"Salman Rushdie has earned the right to be called one of our great storytellers."-- The Observer
 
"Our most exhilaratingly inventive prose stylist, a writer of breathtaking originality."-- Financial Times


From the Hardcover edition.
Published Reviews
Booklist Review: "*Starred Review* Rushdie accomplishes many wondrous and momentous feats in this profound and galvanizing memoir. He shares the now strangely foreshadowing fact that his ardent storyteller father invented their last name, paying tribute to Ibn Rushd, a twelfth-century Spanish Arab philosopher who argued for rationalism over Islamic literalism. He explains how, decades later, when British protection officers asked him to come up with an alias, really a nom de guerre, Rushdie concocted Joseph Anton in homage to Joseph Conrad and Anton Chekhov. His first fictions, he observes, were the upbeat letters he sent to his parents in India, concealing his boarding-school miseries in cold and racist 1960s England. He learned to focus on his inner life, cherish kindred spirits, and navigate adversity, skills that served him well after the Ayatollah Khomeini issued his fatwa, sentencing Rushdie to death for writing The Satanic Verses (1988). Rushdie tells the full, astonishing, and necessary story of his 13 hellish years of threats, risk, and protective isolation in a passionately detailed, sardonically witty, and intensely dramatic third-person chronicle of a landmark battle in the war for liberty in the Muslim world. Forthright about his personal struggles and immensely grateful to all who championed his cause, Rushdie elucidates what literature does for us and why artistic and intellectual freedoms truly are matters of life and death.--Seaman, Donna Copyright 2010 Booklist"
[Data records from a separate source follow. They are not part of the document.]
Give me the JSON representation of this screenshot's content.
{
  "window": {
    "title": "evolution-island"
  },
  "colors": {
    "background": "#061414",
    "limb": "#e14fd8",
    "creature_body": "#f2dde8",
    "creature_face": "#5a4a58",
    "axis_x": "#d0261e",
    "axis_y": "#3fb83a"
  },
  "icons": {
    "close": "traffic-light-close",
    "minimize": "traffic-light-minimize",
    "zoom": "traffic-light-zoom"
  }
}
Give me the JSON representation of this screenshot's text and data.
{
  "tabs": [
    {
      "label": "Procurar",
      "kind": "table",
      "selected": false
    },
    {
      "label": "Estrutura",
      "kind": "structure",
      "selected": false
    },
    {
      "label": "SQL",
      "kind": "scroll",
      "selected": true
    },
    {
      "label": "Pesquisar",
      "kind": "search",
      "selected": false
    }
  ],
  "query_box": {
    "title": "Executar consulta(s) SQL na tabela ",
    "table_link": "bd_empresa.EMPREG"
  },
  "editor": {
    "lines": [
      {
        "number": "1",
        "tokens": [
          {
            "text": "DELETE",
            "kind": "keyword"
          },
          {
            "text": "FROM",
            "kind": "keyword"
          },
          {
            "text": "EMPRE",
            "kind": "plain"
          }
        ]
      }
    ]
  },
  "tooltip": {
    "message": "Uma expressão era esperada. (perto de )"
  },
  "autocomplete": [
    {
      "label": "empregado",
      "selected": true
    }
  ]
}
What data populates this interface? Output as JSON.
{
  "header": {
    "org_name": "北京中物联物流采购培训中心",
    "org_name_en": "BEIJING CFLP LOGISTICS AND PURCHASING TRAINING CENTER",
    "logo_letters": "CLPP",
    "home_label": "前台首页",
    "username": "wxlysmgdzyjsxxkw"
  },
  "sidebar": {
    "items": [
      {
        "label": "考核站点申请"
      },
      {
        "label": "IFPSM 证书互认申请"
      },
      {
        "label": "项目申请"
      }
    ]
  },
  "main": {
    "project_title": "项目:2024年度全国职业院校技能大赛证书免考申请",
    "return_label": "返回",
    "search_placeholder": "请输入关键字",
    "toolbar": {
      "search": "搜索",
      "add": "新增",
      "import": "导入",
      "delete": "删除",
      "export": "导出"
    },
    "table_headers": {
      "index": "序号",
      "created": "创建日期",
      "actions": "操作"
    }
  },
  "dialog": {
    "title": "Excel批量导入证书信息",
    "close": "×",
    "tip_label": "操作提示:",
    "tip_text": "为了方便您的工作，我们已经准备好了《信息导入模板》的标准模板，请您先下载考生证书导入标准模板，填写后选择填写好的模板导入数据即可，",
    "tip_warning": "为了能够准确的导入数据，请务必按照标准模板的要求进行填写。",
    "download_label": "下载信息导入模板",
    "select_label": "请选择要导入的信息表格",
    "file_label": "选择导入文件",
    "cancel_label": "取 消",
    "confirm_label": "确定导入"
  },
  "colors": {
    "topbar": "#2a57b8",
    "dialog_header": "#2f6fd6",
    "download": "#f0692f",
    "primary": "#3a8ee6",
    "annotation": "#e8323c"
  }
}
From Booklist, Copyright (c) American Library Association. Used with permission.
Publisher's Weekly Review: "After a fatwa ordering his death was issued by Ayatollah Khomeini on Valentine's Day in 1989, brilliant novelist Rushdie opted to take the first names of his two favorite writers and combine them into a pseudonym, in order to protect his identity. The result: Joseph Anton (from Joseph Conrad and Anton Chekov). Narrator Sam Dastor delivers an absolutely stellar reading of the memoir that recounts the life and times of the fictional Anton, through sometimes nightmarish events. Dastor's British dialect is pitch perfect and finely tuned. His delivery is well paced and his character interpretations are inspired. Rushdie himself ably narrates the prologue. A Random House hardcover. (Sept.) (c) Copyright PWxyz, LLC. All rights reserved."
(c) Copyright PWxyz, LLC. All rights reserved
Additional Information
Subjects Rushdie, Salman.
Authors, English -- 20th century -- Biography.
Audiobooks.
Publisher New York :Random House Audio,2012
Edition Unabridged.
Contributors Dastor, Sam.
Random House Audio Publishing.
Participants/Performers Read by Sam Dastor; prologue read by the author.
Language English
Notes Unabridged.
Compact disc.
Description 22 audio discs (26 hr., 30 min.) : digital ; 4 3/4 in.
ISBN 9780449807811
0449807819
Other Classic View